    There are glittering gems all over “A Night in the Bittersweet” including “Through the Echoes,” “Radio”, “Abigail”, “Take Me Take Mine,” “Acid Eyes” “Julianne,” “Lose It” and “Shine a Light” “Heart Filled Up,” and even the short spoken track, “Stranded Words” , where Paolo’s voice rises to suddenly shimmer like an apparition across the ceiling of the Sistine Chapel.

    The album's opener, “Afterneath” lights up like a cigarette moments after two people passionately connect, the infatuation rising from smoldering to smoking: with both Paolo and (a recording of) Patricia Arquette cooing “You’re So Cool” over a bed of chaotic distorted guitars, moog synth runs, thumping bass, and howling and wailing from Nutini. Fifteen tracks later the same singer checklists a relationship's highs and lows ranging from moments of unconditional support to breaches of trust, from declarations of dedication to confessions of trespass that have transpired. This love that started with such passion at the beginning of the album has run its course. And when the song seems to conclude with a final goodbye, the acoustic guitar returns and Paolo offers a last wordless serenade. Love is messy and hard earned emotions are tough to walk away from concretely.

    Sitting at the midpoint of “Last Night in the Bittersweet” is the biggest carat cut stone of these sixteen tracks. “Everywhere” is the tastiest of treats: a song where both the vocal lead and the guitar solo will make you pound your fist in the air, and want to make you play the song over and over, over and over, and over again.

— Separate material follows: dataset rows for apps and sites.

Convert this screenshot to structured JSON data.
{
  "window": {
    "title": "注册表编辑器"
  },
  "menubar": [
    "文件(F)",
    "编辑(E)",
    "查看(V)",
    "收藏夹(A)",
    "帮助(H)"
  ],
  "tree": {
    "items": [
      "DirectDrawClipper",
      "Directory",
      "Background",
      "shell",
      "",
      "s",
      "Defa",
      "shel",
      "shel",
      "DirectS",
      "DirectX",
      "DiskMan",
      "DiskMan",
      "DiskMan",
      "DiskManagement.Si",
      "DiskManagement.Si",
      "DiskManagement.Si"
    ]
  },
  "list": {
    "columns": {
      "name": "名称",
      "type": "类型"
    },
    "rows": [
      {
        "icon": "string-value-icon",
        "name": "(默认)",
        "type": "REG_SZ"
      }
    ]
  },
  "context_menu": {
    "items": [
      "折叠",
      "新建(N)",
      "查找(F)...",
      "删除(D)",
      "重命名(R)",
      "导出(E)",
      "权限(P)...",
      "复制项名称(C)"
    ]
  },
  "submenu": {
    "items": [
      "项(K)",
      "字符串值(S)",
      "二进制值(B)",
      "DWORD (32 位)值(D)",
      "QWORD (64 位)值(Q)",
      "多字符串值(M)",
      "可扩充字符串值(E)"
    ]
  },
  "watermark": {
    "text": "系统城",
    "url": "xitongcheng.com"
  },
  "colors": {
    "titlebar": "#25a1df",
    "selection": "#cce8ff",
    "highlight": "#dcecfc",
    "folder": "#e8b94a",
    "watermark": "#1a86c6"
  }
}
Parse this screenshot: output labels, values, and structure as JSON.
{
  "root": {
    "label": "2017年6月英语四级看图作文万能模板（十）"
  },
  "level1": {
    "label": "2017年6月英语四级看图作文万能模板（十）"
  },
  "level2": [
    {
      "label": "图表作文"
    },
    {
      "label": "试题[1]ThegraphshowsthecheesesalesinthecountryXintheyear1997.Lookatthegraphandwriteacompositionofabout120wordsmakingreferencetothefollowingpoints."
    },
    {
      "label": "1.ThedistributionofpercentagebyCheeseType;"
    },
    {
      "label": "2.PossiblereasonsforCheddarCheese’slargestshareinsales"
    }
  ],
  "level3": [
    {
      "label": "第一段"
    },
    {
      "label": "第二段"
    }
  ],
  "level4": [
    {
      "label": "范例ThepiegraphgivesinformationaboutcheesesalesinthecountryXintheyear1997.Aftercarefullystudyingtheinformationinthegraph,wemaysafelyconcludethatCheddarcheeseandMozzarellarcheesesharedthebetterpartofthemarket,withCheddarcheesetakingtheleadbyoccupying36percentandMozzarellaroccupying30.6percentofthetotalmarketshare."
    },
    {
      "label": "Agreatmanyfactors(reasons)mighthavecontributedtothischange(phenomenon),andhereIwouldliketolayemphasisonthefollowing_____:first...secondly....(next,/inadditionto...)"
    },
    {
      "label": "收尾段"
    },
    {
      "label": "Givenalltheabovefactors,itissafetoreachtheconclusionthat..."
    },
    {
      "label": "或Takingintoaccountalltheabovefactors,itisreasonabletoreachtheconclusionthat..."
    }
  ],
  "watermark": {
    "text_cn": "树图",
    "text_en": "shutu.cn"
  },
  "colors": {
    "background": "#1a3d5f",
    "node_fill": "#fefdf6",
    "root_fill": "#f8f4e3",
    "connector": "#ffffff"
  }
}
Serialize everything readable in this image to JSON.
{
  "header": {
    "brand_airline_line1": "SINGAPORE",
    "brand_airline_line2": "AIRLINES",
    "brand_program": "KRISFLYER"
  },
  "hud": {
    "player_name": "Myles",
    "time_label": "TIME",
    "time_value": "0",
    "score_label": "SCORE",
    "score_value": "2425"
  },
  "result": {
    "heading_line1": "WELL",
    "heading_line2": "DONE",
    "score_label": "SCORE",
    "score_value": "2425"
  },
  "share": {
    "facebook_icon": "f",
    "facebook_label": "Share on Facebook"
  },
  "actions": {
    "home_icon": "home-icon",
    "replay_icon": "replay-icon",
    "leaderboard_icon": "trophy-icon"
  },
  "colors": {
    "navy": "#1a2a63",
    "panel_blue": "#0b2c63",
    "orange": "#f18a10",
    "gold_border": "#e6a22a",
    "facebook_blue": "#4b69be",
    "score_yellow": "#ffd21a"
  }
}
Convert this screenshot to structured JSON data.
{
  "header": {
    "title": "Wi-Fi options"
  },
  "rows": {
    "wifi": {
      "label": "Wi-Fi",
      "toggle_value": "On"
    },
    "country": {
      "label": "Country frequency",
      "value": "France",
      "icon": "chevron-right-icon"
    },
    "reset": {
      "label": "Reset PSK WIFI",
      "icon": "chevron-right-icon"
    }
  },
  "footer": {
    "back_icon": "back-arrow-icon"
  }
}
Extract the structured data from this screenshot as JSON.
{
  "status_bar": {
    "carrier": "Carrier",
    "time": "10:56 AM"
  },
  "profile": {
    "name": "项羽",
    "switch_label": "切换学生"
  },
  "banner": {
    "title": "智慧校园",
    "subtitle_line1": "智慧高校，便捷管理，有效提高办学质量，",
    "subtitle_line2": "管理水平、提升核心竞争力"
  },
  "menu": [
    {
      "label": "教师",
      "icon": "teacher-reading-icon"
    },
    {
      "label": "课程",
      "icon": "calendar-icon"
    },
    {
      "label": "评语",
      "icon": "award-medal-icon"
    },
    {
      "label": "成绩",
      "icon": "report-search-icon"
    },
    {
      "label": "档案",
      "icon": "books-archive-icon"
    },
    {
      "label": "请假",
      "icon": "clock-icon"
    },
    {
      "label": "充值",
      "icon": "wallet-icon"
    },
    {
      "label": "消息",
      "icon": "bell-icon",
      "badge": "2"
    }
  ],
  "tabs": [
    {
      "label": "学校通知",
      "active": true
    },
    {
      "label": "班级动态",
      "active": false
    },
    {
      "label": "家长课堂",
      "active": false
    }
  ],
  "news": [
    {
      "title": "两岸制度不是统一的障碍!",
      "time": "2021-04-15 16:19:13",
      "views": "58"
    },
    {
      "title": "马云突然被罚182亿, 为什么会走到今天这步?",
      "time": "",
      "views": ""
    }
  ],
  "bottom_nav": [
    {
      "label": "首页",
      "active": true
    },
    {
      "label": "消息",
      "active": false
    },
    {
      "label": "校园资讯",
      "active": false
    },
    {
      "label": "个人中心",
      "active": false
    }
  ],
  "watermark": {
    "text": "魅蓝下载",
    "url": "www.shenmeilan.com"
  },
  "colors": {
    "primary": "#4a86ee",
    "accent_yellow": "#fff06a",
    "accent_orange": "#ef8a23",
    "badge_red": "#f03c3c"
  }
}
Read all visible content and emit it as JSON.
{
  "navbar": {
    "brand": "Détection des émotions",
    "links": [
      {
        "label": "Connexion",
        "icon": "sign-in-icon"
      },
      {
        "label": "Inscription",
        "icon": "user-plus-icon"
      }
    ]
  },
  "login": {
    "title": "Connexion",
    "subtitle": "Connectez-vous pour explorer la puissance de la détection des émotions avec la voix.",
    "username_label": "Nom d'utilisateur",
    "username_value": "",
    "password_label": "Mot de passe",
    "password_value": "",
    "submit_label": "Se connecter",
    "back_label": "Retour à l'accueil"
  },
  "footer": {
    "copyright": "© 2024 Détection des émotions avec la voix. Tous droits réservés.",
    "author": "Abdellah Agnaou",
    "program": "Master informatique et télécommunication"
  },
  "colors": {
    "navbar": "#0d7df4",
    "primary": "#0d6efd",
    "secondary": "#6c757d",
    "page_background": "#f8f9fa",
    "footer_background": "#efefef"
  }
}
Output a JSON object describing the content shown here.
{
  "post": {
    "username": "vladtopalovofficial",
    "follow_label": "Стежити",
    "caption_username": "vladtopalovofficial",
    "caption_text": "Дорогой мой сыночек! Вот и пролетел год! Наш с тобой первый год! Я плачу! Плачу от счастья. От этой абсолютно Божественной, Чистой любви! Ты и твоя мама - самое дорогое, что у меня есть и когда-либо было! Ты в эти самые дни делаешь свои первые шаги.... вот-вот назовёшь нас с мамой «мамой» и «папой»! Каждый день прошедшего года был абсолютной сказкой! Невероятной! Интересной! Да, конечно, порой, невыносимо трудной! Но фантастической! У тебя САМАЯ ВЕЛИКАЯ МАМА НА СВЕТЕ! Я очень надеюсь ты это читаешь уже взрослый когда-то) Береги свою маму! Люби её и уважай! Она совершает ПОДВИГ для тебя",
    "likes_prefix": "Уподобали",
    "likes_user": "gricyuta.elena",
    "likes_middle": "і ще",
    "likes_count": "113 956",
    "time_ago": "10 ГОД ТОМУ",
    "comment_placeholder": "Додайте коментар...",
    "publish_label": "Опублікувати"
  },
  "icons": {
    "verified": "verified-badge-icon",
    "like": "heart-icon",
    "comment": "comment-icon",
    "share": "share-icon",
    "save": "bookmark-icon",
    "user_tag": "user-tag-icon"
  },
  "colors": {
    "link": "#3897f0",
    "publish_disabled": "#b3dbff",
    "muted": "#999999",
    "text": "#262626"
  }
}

    Paolo Nutini delivered this album on his terms and his own bittersweet time; and the complicated course of a love affair have rarely been recorded and realized with such resounding beauty.